** INPUT FOR THIS TASK **
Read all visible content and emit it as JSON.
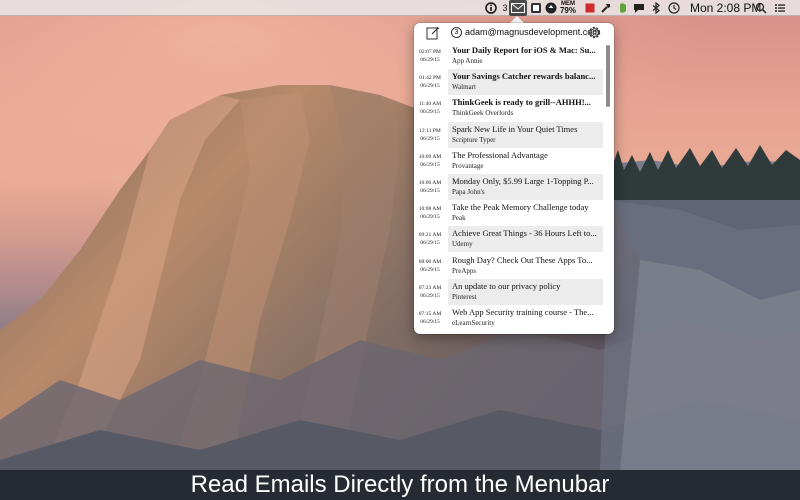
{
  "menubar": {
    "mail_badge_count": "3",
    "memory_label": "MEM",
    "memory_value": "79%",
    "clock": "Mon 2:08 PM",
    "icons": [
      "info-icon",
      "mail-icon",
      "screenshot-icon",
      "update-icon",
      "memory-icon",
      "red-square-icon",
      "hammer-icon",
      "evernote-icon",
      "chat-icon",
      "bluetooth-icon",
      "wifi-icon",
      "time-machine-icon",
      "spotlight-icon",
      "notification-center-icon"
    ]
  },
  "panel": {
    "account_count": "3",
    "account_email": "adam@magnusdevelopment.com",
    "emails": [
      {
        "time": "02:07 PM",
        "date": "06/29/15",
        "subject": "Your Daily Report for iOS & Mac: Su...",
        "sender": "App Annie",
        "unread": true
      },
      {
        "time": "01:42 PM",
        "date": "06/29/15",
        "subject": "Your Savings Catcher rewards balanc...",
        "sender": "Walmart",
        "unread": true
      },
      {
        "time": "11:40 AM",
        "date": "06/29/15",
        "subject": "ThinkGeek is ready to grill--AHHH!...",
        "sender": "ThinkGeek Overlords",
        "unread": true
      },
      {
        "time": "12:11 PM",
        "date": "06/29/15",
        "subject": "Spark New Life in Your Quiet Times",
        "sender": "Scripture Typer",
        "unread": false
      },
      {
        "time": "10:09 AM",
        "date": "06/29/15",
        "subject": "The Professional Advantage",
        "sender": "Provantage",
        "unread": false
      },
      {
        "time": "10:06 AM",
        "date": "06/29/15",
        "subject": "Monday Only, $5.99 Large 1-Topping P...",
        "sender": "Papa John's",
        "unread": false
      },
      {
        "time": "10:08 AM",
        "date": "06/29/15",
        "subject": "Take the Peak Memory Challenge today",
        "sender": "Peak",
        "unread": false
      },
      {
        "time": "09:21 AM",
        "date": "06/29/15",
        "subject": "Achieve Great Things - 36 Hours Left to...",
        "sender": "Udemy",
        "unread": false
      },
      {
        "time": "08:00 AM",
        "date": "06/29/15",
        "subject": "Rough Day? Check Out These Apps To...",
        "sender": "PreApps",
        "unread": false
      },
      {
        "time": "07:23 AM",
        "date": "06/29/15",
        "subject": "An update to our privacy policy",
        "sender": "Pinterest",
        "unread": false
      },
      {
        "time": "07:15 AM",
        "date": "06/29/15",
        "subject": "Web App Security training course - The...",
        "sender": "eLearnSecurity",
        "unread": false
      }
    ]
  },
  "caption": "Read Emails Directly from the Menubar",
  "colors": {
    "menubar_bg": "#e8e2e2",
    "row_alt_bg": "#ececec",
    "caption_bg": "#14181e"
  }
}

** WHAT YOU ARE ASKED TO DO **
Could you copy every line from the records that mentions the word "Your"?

** ANSWER SPACE **
        "subject": "Your Daily Report for iOS & Mac: Su...",
        "subject": "Your Savings Catcher rewards balanc...",
        "subject": "Spark New Life in Your Quiet Times",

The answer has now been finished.